Problem to solve: Wherever the word "data" occurs in the listing, copy the whole line.

━━━━━━━━

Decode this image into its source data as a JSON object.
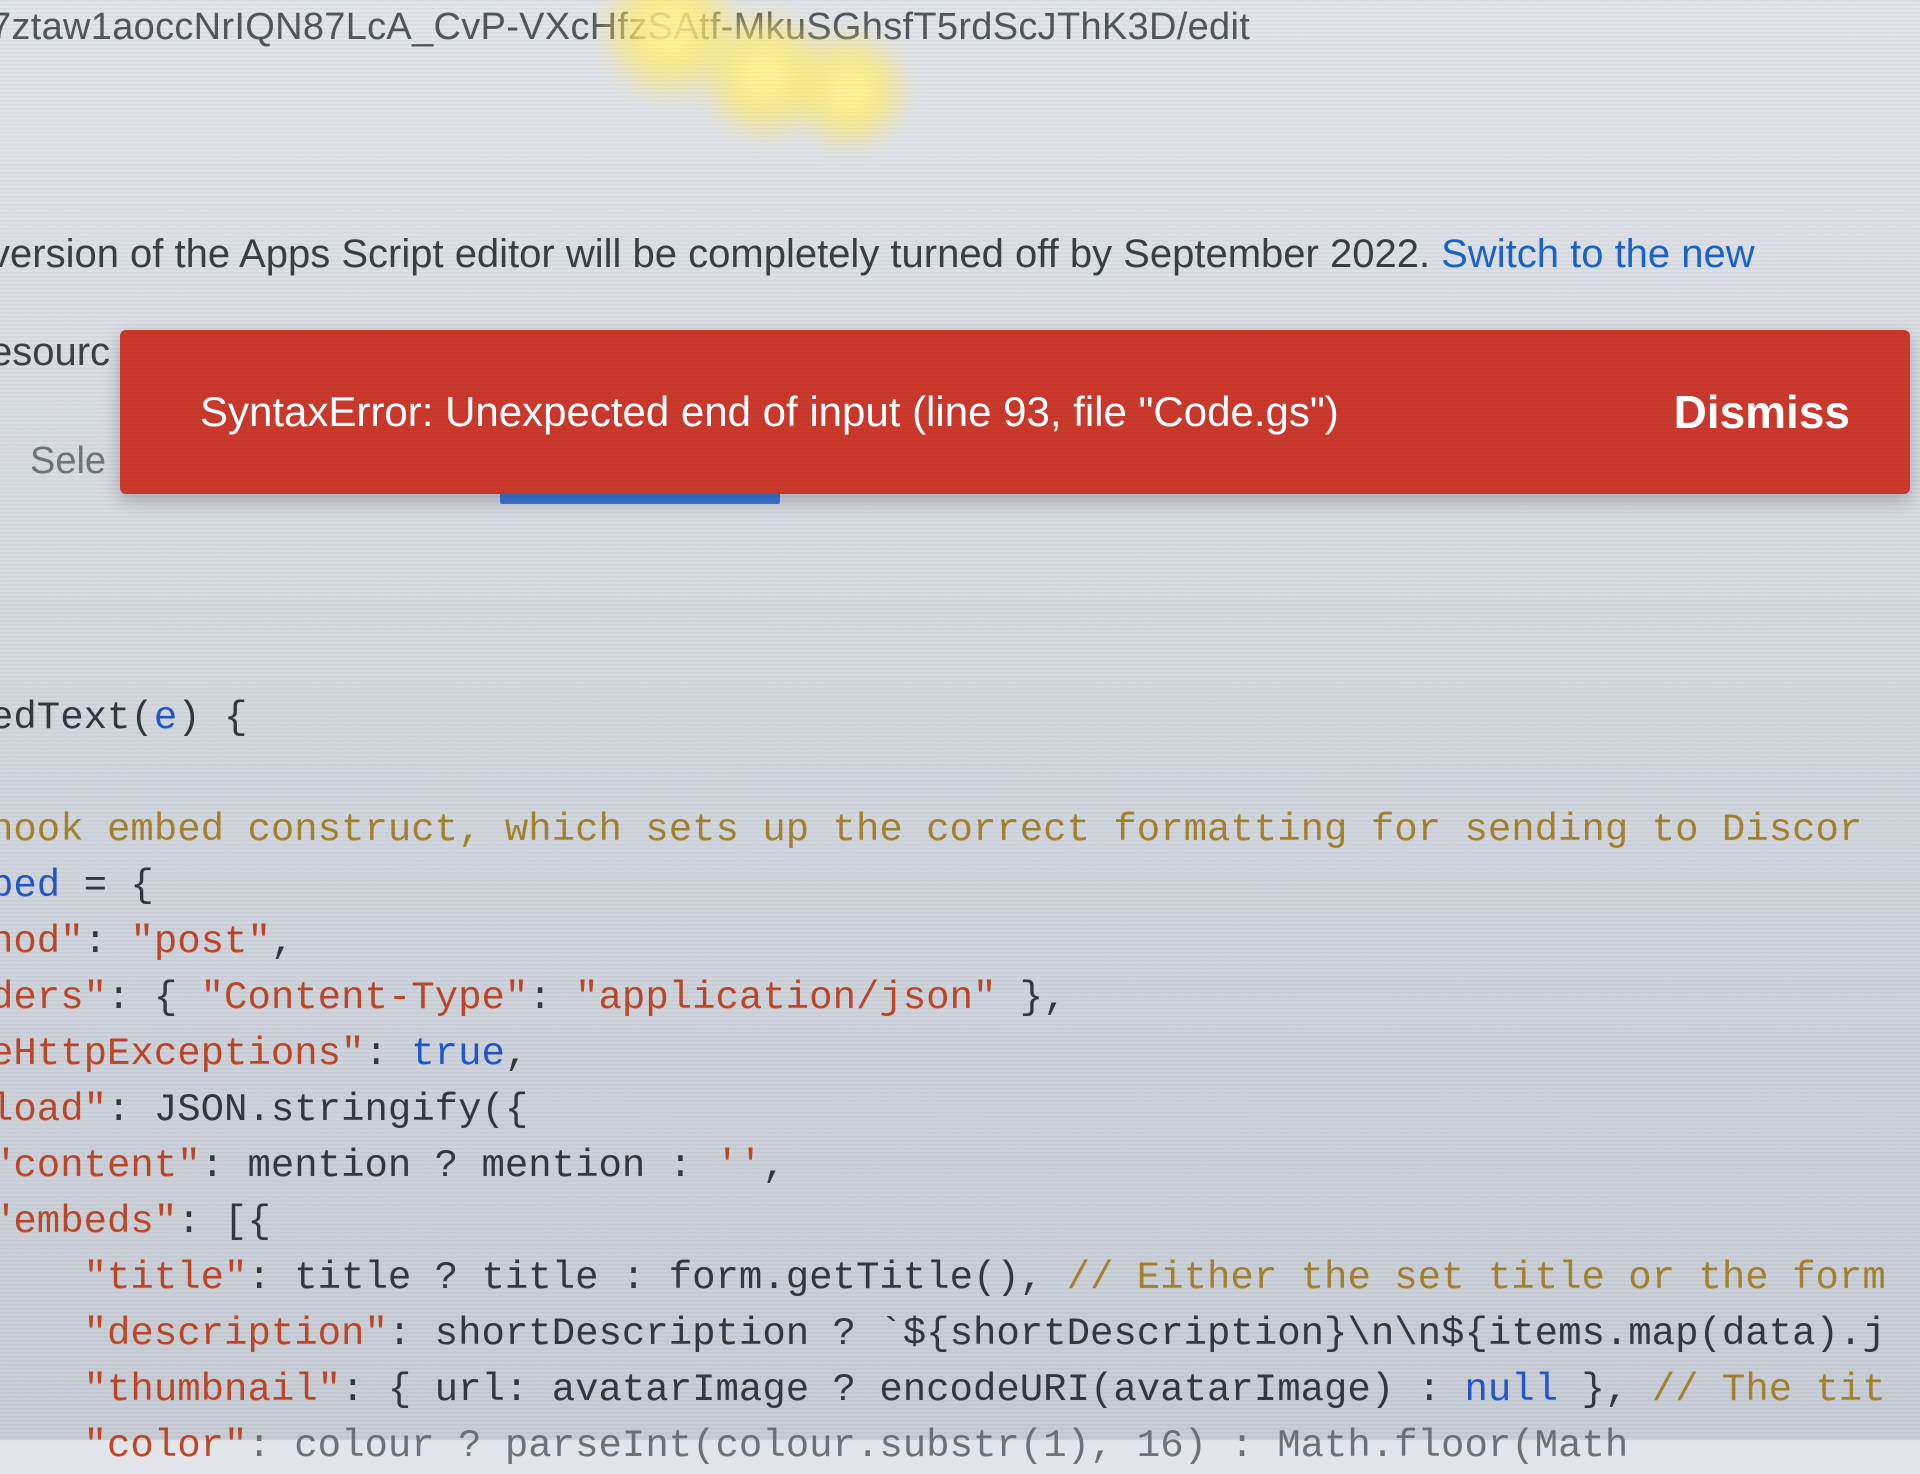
{
  "url_fragment": "7ztaw1aoccNrIQN87LcA_CvP-VXcHfzSAtf-MkuSGhsfT5rdScJThK3D/edit",
  "notice": {
    "text_before_link": "version of the Apps Script editor will be completely turned off by September 2022.  ",
    "link_text": "Switch to the new"
  },
  "menu_fragment": "esourc",
  "sele_fragment": "Sele",
  "toast": {
    "message": "SyntaxError: Unexpected end of input (line 93, file \"Code.gs\")",
    "dismiss_label": "Dismiss"
  },
  "code": {
    "l1_a": "edText(",
    "l1_b": "e",
    "l1_c": ") {",
    "l2_cmnt": "hook embed construct, which sets up the correct formatting for sending to Discor",
    "l3_a": "bed",
    "l3_b": " = {",
    "l4_a": "hod\"",
    "l4_b": ": ",
    "l4_c": "\"post\"",
    "l4_d": ",",
    "l5_a": "ders\"",
    "l5_b": ": { ",
    "l5_c": "\"Content-Type\"",
    "l5_d": ": ",
    "l5_e": "\"application/json\"",
    "l5_f": " },",
    "l6_a": "eHttpExceptions\"",
    "l6_b": ": ",
    "l6_c": "true",
    "l6_d": ",",
    "l7_a": "load\"",
    "l7_b": ": JSON.stringify({",
    "l8_a": "\"content\"",
    "l8_b": ": mention ? mention : ",
    "l8_c": "''",
    "l8_d": ",",
    "l9_a": "\"embeds\"",
    "l9_b": ": [{",
    "l10_a": "    \"title\"",
    "l10_b": ": title ? title : form.getTitle(), ",
    "l10_c": "// Either the set title or the form",
    "l11_a": "    \"description\"",
    "l11_b": ": shortDescription ? `${shortDescription}\\n\\n${items.map(data).j",
    "l12_a": "    \"thumbnail\"",
    "l12_b": ": { url: avatarImage ? encodeURI(avatarImage) : ",
    "l12_c": "null",
    "l12_d": " }, ",
    "l12_e": "// The tit",
    "l13_a": "    \"color\"",
    "l13_b": ": colour ? parseInt(colour.substr(1), 16) : Math.floor(Math"
  }
}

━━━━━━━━

Task solution:
Decode this image into its source data as a JSON object.
    "l11_b": ": shortDescription ? `${shortDescription}\\n\\n${items.map(data).j",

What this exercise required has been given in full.